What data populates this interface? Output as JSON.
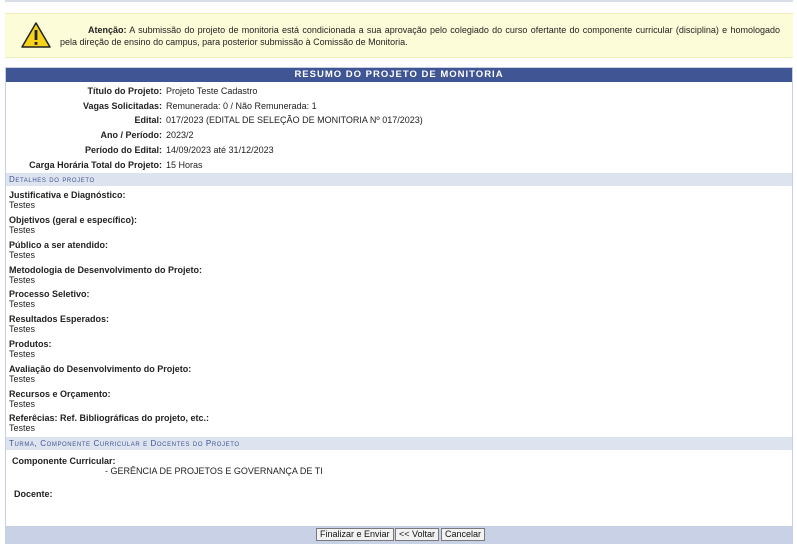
{
  "alert": {
    "icon": "warning-icon",
    "title": "Atenção:",
    "message": "A submissão do projeto de monitoria está condicionada a sua aprovação pelo colegiado do curso ofertante do componente curricular (disciplina) e homologado pela direção de ensino do campus, para posterior submissão à Comissão de Monitoria."
  },
  "summary": {
    "header": "RESUMO DO PROJETO DE MONITORIA",
    "rows": [
      {
        "label": "Título do Projeto:",
        "value": "Projeto Teste Cadastro"
      },
      {
        "label": "Vagas Solicitadas:",
        "value": "Remunerada: 0 / Não Remunerada: 1"
      },
      {
        "label": "Edital:",
        "value": "017/2023 (EDITAL DE SELEÇÃO DE MONITORIA Nº 017/2023)"
      },
      {
        "label": "Ano / Período:",
        "value": "2023/2"
      },
      {
        "label": "Período do Edital:",
        "value": "14/09/2023 até 31/12/2023"
      },
      {
        "label": "Carga Horária Total do Projeto:",
        "value": "15 Horas"
      }
    ]
  },
  "details": {
    "header": "Detalhes do projeto",
    "items": [
      {
        "label": "Justificativa e Diagnóstico:",
        "value": "Testes"
      },
      {
        "label": "Objetivos (geral e específico):",
        "value": "Testes"
      },
      {
        "label": "Público a ser atendido:",
        "value": "Testes"
      },
      {
        "label": "Metodologia de Desenvolvimento do Projeto:",
        "value": "Testes"
      },
      {
        "label": "Processo Seletivo:",
        "value": "Testes"
      },
      {
        "label": "Resultados Esperados:",
        "value": "Testes"
      },
      {
        "label": "Produtos:",
        "value": "Testes"
      },
      {
        "label": "Avaliação do Desenvolvimento do Projeto:",
        "value": "Testes"
      },
      {
        "label": "Recursos e Orçamento:",
        "value": "Testes"
      },
      {
        "label": "Referêcias: Ref. Bibliográficas do projeto, etc.:",
        "value": "Testes"
      }
    ]
  },
  "turma": {
    "header": "Turma, Componente Curricular e Docentes do Projeto",
    "component_label": "Componente Curricular:",
    "component_value": "- GERÊNCIA DE PROJETOS E GOVERNANÇA DE TI",
    "docente_label": "Docente:"
  },
  "buttons": {
    "submit": "Finalizar e Enviar",
    "back": "<< Voltar",
    "cancel": "Cancelar"
  },
  "colors": {
    "header_bg": "#3f5594",
    "subheader_bg": "#dde3ef",
    "alert_bg": "#fdfcd8",
    "footer_bg": "#c8d1e6"
  }
}
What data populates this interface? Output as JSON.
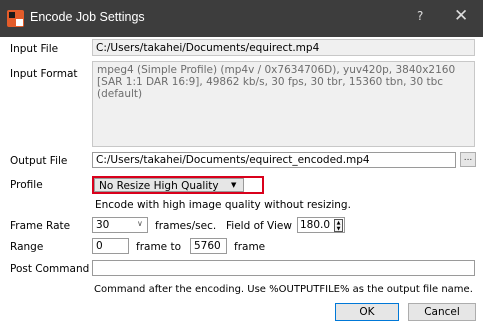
{
  "window": {
    "title": "Encode Job Settings",
    "help_glyph": "?",
    "close_glyph": "✕"
  },
  "input_file": {
    "label": "Input File",
    "value": "C:/Users/takahei/Documents/equirect.mp4"
  },
  "input_format": {
    "label": "Input Format",
    "value": "mpeg4 (Simple Profile) (mp4v / 0x7634706D), yuv420p, 3840x2160 [SAR 1:1 DAR 16:9], 49862 kb/s, 30 fps, 30 tbr, 15360 tbn, 30 tbc (default)"
  },
  "output_file": {
    "label": "Output File",
    "value": "C:/Users/takahei/Documents/equirect_encoded.mp4",
    "browse_label": "..."
  },
  "profile": {
    "label": "Profile",
    "selected": "No Resize High Quality",
    "description": "Encode with high image quality without resizing."
  },
  "frame_rate": {
    "label": "Frame Rate",
    "value": "30",
    "unit": "frames/sec.",
    "fov_label": "Field of View",
    "fov_value": "180.0"
  },
  "range": {
    "label": "Range",
    "start": "0",
    "middle_text": "frame  to",
    "end": "5760",
    "unit": "frame"
  },
  "post_command": {
    "label": "Post Command",
    "value": "",
    "help": "Command after the encoding. Use %OUTPUTFILE% as the output file name."
  },
  "buttons": {
    "ok": "OK",
    "cancel": "Cancel"
  },
  "icons": {
    "app": "app-icon",
    "dropdown": "chevron-down-icon",
    "spin": "spin-arrows-icon"
  },
  "colors": {
    "titlebar": "#3d3d3d",
    "highlight": "#d9001b",
    "default_button": "#0078d7"
  }
}
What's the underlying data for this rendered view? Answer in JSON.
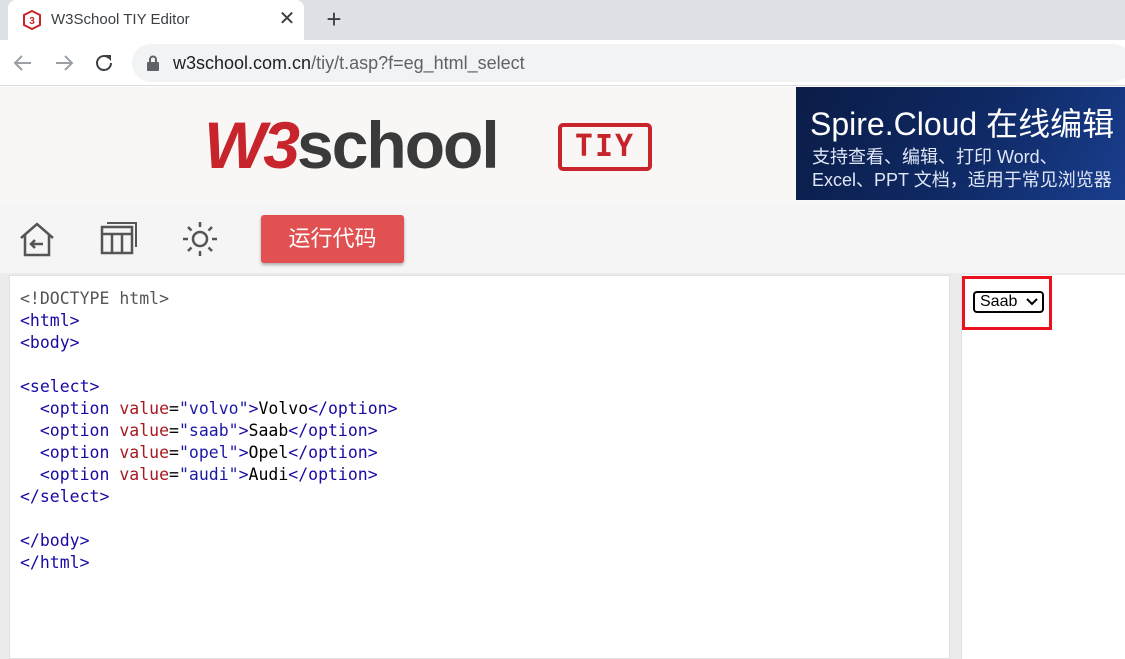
{
  "browser": {
    "tab_title": "W3School TIY Editor",
    "tab_close": "✕",
    "new_tab": "+",
    "url_host": "w3school.com.cn",
    "url_path": "/tiy/t.asp?f=eg_html_select"
  },
  "header": {
    "logo_w3": "W3",
    "logo_school": "school",
    "tiy_label": "TIY",
    "ad": {
      "title": "Spire.Cloud 在线编辑",
      "line1": "支持查看、编辑、打印 Word、",
      "line2": "Excel、PPT 文档，适用于常见浏览器"
    },
    "brand_color": "#c8242b"
  },
  "toolbar": {
    "icons": [
      "home-back-icon",
      "layout-icon",
      "brightness-icon"
    ],
    "run_label": "运行代码",
    "run_color": "#e25151"
  },
  "editor": {
    "lines": [
      [
        {
          "t": "doc",
          "v": "<!DOCTYPE html>"
        }
      ],
      [
        {
          "t": "tag",
          "v": "<html>"
        }
      ],
      [
        {
          "t": "tag",
          "v": "<body>"
        }
      ],
      [],
      [
        {
          "t": "tag",
          "v": "<select>"
        }
      ],
      [
        {
          "t": "text",
          "v": "  "
        },
        {
          "t": "tag",
          "v": "<option "
        },
        {
          "t": "attr",
          "v": "value"
        },
        {
          "t": "text",
          "v": "="
        },
        {
          "t": "val",
          "v": "\"volvo\""
        },
        {
          "t": "tag",
          "v": ">"
        },
        {
          "t": "text",
          "v": "Volvo"
        },
        {
          "t": "tag",
          "v": "</option>"
        }
      ],
      [
        {
          "t": "text",
          "v": "  "
        },
        {
          "t": "tag",
          "v": "<option "
        },
        {
          "t": "attr",
          "v": "value"
        },
        {
          "t": "text",
          "v": "="
        },
        {
          "t": "val",
          "v": "\"saab\""
        },
        {
          "t": "tag",
          "v": ">"
        },
        {
          "t": "text",
          "v": "Saab"
        },
        {
          "t": "tag",
          "v": "</option>"
        }
      ],
      [
        {
          "t": "text",
          "v": "  "
        },
        {
          "t": "tag",
          "v": "<option "
        },
        {
          "t": "attr",
          "v": "value"
        },
        {
          "t": "text",
          "v": "="
        },
        {
          "t": "val",
          "v": "\"opel\""
        },
        {
          "t": "tag",
          "v": ">"
        },
        {
          "t": "text",
          "v": "Opel"
        },
        {
          "t": "tag",
          "v": "</option>"
        }
      ],
      [
        {
          "t": "text",
          "v": "  "
        },
        {
          "t": "tag",
          "v": "<option "
        },
        {
          "t": "attr",
          "v": "value"
        },
        {
          "t": "text",
          "v": "="
        },
        {
          "t": "val",
          "v": "\"audi\""
        },
        {
          "t": "tag",
          "v": ">"
        },
        {
          "t": "text",
          "v": "Audi"
        },
        {
          "t": "tag",
          "v": "</option>"
        }
      ],
      [
        {
          "t": "tag",
          "v": "</select>"
        }
      ],
      [],
      [
        {
          "t": "tag",
          "v": "</body>"
        }
      ],
      [
        {
          "t": "tag",
          "v": "</html>"
        }
      ]
    ]
  },
  "result": {
    "select_value": "Saab",
    "highlight_color": "#e8111d"
  }
}
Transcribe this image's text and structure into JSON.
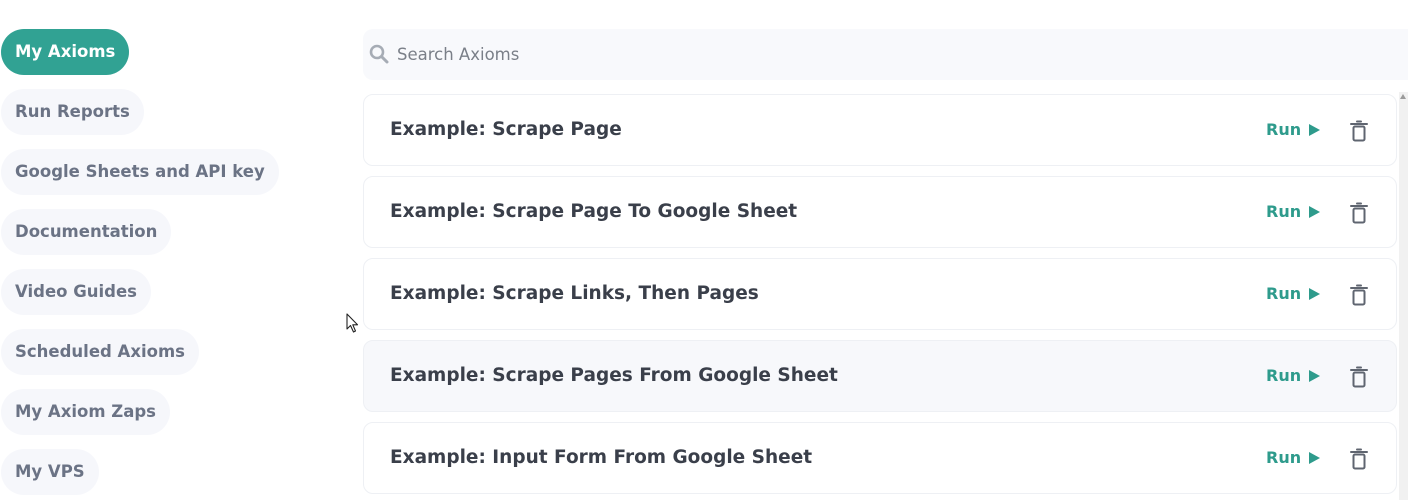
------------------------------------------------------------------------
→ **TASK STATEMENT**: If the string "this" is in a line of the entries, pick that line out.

→ **SOLUTION TO THE EXERCISE**:
What data populates this interface? Output as JSON.
What data populates this interface? Output as JSON.
What's the underlying data for this rendered view? Answer in JSON.
Transcribe this image's text and structure into JSON.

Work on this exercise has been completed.